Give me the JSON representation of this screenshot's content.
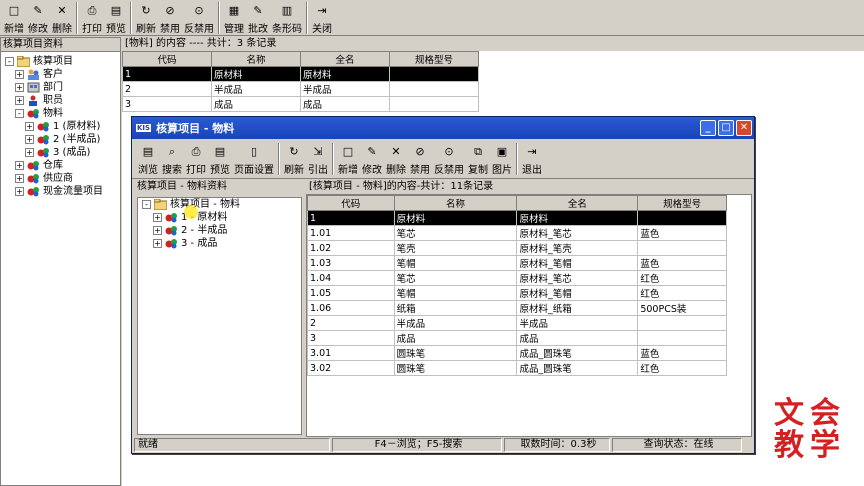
{
  "toolbar": [
    {
      "name": "new",
      "label": "新增",
      "icon": "□"
    },
    {
      "name": "edit",
      "label": "修改",
      "icon": "✎"
    },
    {
      "name": "delete",
      "label": "删除",
      "icon": "✕"
    },
    {
      "sep": true
    },
    {
      "name": "print",
      "label": "打印",
      "icon": "⎙"
    },
    {
      "name": "preview",
      "label": "预览",
      "icon": "▤"
    },
    {
      "sep": true
    },
    {
      "name": "refresh",
      "label": "刷新",
      "icon": "↻"
    },
    {
      "name": "disable",
      "label": "禁用",
      "icon": "⊘"
    },
    {
      "name": "undisable",
      "label": "反禁用",
      "icon": "⊙"
    },
    {
      "sep": true
    },
    {
      "name": "manage",
      "label": "管理",
      "icon": "▦"
    },
    {
      "name": "batch-edit",
      "label": "批改",
      "icon": "✎"
    },
    {
      "name": "barcode",
      "label": "条形码",
      "icon": "▥"
    },
    {
      "sep": true
    },
    {
      "name": "close",
      "label": "关闭",
      "icon": "⇥"
    }
  ],
  "left_panel": {
    "title": "核算项目资料",
    "tree": [
      {
        "label": "核算项目",
        "level": 0,
        "pm": "-",
        "icon": "folder"
      },
      {
        "label": "客户",
        "level": 1,
        "pm": "+",
        "icon": "people"
      },
      {
        "label": "部门",
        "level": 1,
        "pm": "+",
        "icon": "dept"
      },
      {
        "label": "职员",
        "level": 1,
        "pm": "+",
        "icon": "person"
      },
      {
        "label": "物料",
        "level": 1,
        "pm": "-",
        "icon": "balls"
      },
      {
        "label": "1 (原材料)",
        "level": 2,
        "pm": "+",
        "icon": "balls"
      },
      {
        "label": "2 (半成品)",
        "level": 2,
        "pm": "+",
        "icon": "balls"
      },
      {
        "label": "3 (成品)",
        "level": 2,
        "pm": "+",
        "icon": "balls"
      },
      {
        "label": "仓库",
        "level": 1,
        "pm": "+",
        "icon": "balls"
      },
      {
        "label": "供应商",
        "level": 1,
        "pm": "+",
        "icon": "balls"
      },
      {
        "label": "现金流量项目",
        "level": 1,
        "pm": "+",
        "icon": "balls"
      }
    ]
  },
  "main_grid": {
    "title": "[物料] 的内容 ---- 共计：3 条记录",
    "columns": [
      "代码",
      "名称",
      "全名",
      "规格型号"
    ],
    "rows": [
      [
        "1",
        "原材料",
        "原材料",
        ""
      ],
      [
        "2",
        "半成品",
        "半成品",
        ""
      ],
      [
        "3",
        "成品",
        "成品",
        ""
      ]
    ]
  },
  "window": {
    "title": "核算项目 - 物料",
    "kis": "KIS",
    "toolbar": [
      {
        "name": "browse",
        "label": "浏览",
        "icon": "▤"
      },
      {
        "name": "search",
        "label": "搜索",
        "icon": "⌕"
      },
      {
        "name": "print",
        "label": "打印",
        "icon": "⎙"
      },
      {
        "name": "preview",
        "label": "预览",
        "icon": "▤"
      },
      {
        "name": "page-setup",
        "label": "页面设置",
        "icon": "▯"
      },
      {
        "sep": true
      },
      {
        "name": "refresh",
        "label": "刷新",
        "icon": "↻"
      },
      {
        "name": "import",
        "label": "引出",
        "icon": "⇲"
      },
      {
        "sep": true
      },
      {
        "name": "new",
        "label": "新增",
        "icon": "□"
      },
      {
        "name": "edit",
        "label": "修改",
        "icon": "✎"
      },
      {
        "name": "delete",
        "label": "删除",
        "icon": "✕"
      },
      {
        "name": "disable",
        "label": "禁用",
        "icon": "⊘"
      },
      {
        "name": "undisable",
        "label": "反禁用",
        "icon": "⊙"
      },
      {
        "name": "copy",
        "label": "复制",
        "icon": "⧉"
      },
      {
        "name": "picture",
        "label": "图片",
        "icon": "▣"
      },
      {
        "sep": true
      },
      {
        "name": "exit",
        "label": "退出",
        "icon": "⇥"
      }
    ],
    "left_title": "核算项目 - 物料资料",
    "tree": [
      {
        "label": "核算项目 - 物料",
        "level": 0,
        "pm": "-",
        "icon": "folder"
      },
      {
        "label": "1 - 原材料",
        "level": 1,
        "pm": "+",
        "icon": "balls"
      },
      {
        "label": "2 - 半成品",
        "level": 1,
        "pm": "+",
        "icon": "balls"
      },
      {
        "label": "3 - 成品",
        "level": 1,
        "pm": "+",
        "icon": "balls"
      }
    ],
    "grid_title": "[核算项目 - 物料]的内容-共计：11条记录",
    "columns": [
      "代码",
      "名称",
      "全名",
      "规格型号"
    ],
    "rows": [
      [
        "1",
        "原材料",
        "原材料",
        ""
      ],
      [
        "1.01",
        "笔芯",
        "原材料_笔芯",
        "蓝色"
      ],
      [
        "1.02",
        "笔壳",
        "原材料_笔壳",
        ""
      ],
      [
        "1.03",
        "笔帽",
        "原材料_笔帽",
        "蓝色"
      ],
      [
        "1.04",
        "笔芯",
        "原材料_笔芯",
        "红色"
      ],
      [
        "1.05",
        "笔帽",
        "原材料_笔帽",
        "红色"
      ],
      [
        "1.06",
        "纸箱",
        "原材料_纸箱",
        "500PCS装"
      ],
      [
        "2",
        "半成品",
        "半成品",
        ""
      ],
      [
        "3",
        "成品",
        "成品",
        ""
      ],
      [
        "3.01",
        "圆珠笔",
        "成品_圆珠笔",
        "蓝色"
      ],
      [
        "3.02",
        "圆珠笔",
        "成品_圆珠笔",
        "红色"
      ]
    ],
    "status": [
      "就绪",
      "F4－浏览；F5-搜索",
      "取数时间：0.3秒",
      "查询状态：在线"
    ]
  },
  "watermark": {
    "line1": "文会",
    "line2": "教学"
  },
  "colors": {
    "title_bar": "#1a44b8",
    "selection": "#000000",
    "watermark": "#d42020"
  }
}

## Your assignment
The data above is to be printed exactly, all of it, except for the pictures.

## Answer area
Give me the JSON representation of this screenshot's content.
{
  "toolbar": [
    {
      "name": "new",
      "label": "新增",
      "icon": "□"
    },
    {
      "name": "edit",
      "label": "修改",
      "icon": "✎"
    },
    {
      "name": "delete",
      "label": "删除",
      "icon": "✕"
    },
    {
      "sep": true
    },
    {
      "name": "print",
      "label": "打印",
      "icon": "⎙"
    },
    {
      "name": "preview",
      "label": "预览",
      "icon": "▤"
    },
    {
      "sep": true
    },
    {
      "name": "refresh",
      "label": "刷新",
      "icon": "↻"
    },
    {
      "name": "disable",
      "label": "禁用",
      "icon": "⊘"
    },
    {
      "name": "undisable",
      "label": "反禁用",
      "icon": "⊙"
    },
    {
      "sep": true
    },
    {
      "name": "manage",
      "label": "管理",
      "icon": "▦"
    },
    {
      "name": "batch-edit",
      "label": "批改",
      "icon": "✎"
    },
    {
      "name": "barcode",
      "label": "条形码",
      "icon": "▥"
    },
    {
      "sep": true
    },
    {
      "name": "close",
      "label": "关闭",
      "icon": "⇥"
    }
  ],
  "left_panel": {
    "title": "核算项目资料",
    "tree": [
      {
        "label": "核算项目",
        "level": 0,
        "pm": "-",
        "icon": "folder"
      },
      {
        "label": "客户",
        "level": 1,
        "pm": "+",
        "icon": "people"
      },
      {
        "label": "部门",
        "level": 1,
        "pm": "+",
        "icon": "dept"
      },
      {
        "label": "职员",
        "level": 1,
        "pm": "+",
        "icon": "person"
      },
      {
        "label": "物料",
        "level": 1,
        "pm": "-",
        "icon": "balls"
      },
      {
        "label": "1 (原材料)",
        "level": 2,
        "pm": "+",
        "icon": "balls"
      },
      {
        "label": "2 (半成品)",
        "level": 2,
        "pm": "+",
        "icon": "balls"
      },
      {
        "label": "3 (成品)",
        "level": 2,
        "pm": "+",
        "icon": "balls"
      },
      {
        "label": "仓库",
        "level": 1,
        "pm": "+",
        "icon": "balls"
      },
      {
        "label": "供应商",
        "level": 1,
        "pm": "+",
        "icon": "balls"
      },
      {
        "label": "现金流量项目",
        "level": 1,
        "pm": "+",
        "icon": "balls"
      }
    ]
  },
  "main_grid": {
    "title": "[物料] 的内容 ---- 共计：3 条记录",
    "columns": [
      "代码",
      "名称",
      "全名",
      "规格型号"
    ],
    "rows": [
      [
        "1",
        "原材料",
        "原材料",
        ""
      ],
      [
        "2",
        "半成品",
        "半成品",
        ""
      ],
      [
        "3",
        "成品",
        "成品",
        ""
      ]
    ]
  },
  "window": {
    "title": "核算项目 - 物料",
    "kis": "KIS",
    "toolbar": [
      {
        "name": "browse",
        "label": "浏览",
        "icon": "▤"
      },
      {
        "name": "search",
        "label": "搜索",
        "icon": "⌕"
      },
      {
        "name": "print",
        "label": "打印",
        "icon": "⎙"
      },
      {
        "name": "preview",
        "label": "预览",
        "icon": "▤"
      },
      {
        "name": "page-setup",
        "label": "页面设置",
        "icon": "▯"
      },
      {
        "sep": true
      },
      {
        "name": "refresh",
        "label": "刷新",
        "icon": "↻"
      },
      {
        "name": "import",
        "label": "引出",
        "icon": "⇲"
      },
      {
        "sep": true
      },
      {
        "name": "new",
        "label": "新增",
        "icon": "□"
      },
      {
        "name": "edit",
        "label": "修改",
        "icon": "✎"
      },
      {
        "name": "delete",
        "label": "删除",
        "icon": "✕"
      },
      {
        "name": "disable",
        "label": "禁用",
        "icon": "⊘"
      },
      {
        "name": "undisable",
        "label": "反禁用",
        "icon": "⊙"
      },
      {
        "name": "copy",
        "label": "复制",
        "icon": "⧉"
      },
      {
        "name": "picture",
        "label": "图片",
        "icon": "▣"
      },
      {
        "sep": true
      },
      {
        "name": "exit",
        "label": "退出",
        "icon": "⇥"
      }
    ],
    "left_title": "核算项目 - 物料资料",
    "tree": [
      {
        "label": "核算项目 - 物料",
        "level": 0,
        "pm": "-",
        "icon": "folder"
      },
      {
        "label": "1 - 原材料",
        "level": 1,
        "pm": "+",
        "icon": "balls"
      },
      {
        "label": "2 - 半成品",
        "level": 1,
        "pm": "+",
        "icon": "balls"
      },
      {
        "label": "3 - 成品",
        "level": 1,
        "pm": "+",
        "icon": "balls"
      }
    ],
    "grid_title": "[核算项目 - 物料]的内容-共计：11条记录",
    "columns": [
      "代码",
      "名称",
      "全名",
      "规格型号"
    ],
    "rows": [
      [
        "1",
        "原材料",
        "原材料",
        ""
      ],
      [
        "1.01",
        "笔芯",
        "原材料_笔芯",
        "蓝色"
      ],
      [
        "1.02",
        "笔壳",
        "原材料_笔壳",
        ""
      ],
      [
        "1.03",
        "笔帽",
        "原材料_笔帽",
        "蓝色"
      ],
      [
        "1.04",
        "笔芯",
        "原材料_笔芯",
        "红色"
      ],
      [
        "1.05",
        "笔帽",
        "原材料_笔帽",
        "红色"
      ],
      [
        "1.06",
        "纸箱",
        "原材料_纸箱",
        "500PCS装"
      ],
      [
        "2",
        "半成品",
        "半成品",
        ""
      ],
      [
        "3",
        "成品",
        "成品",
        ""
      ],
      [
        "3.01",
        "圆珠笔",
        "成品_圆珠笔",
        "蓝色"
      ],
      [
        "3.02",
        "圆珠笔",
        "成品_圆珠笔",
        "红色"
      ]
    ],
    "status": [
      "就绪",
      "F4－浏览；F5-搜索",
      "取数时间：0.3秒",
      "查询状态：在线"
    ]
  },
  "watermark": {
    "line1": "文会",
    "line2": "教学"
  },
  "colors": {
    "title_bar": "#1a44b8",
    "selection": "#000000",
    "watermark": "#d42020"
  }
}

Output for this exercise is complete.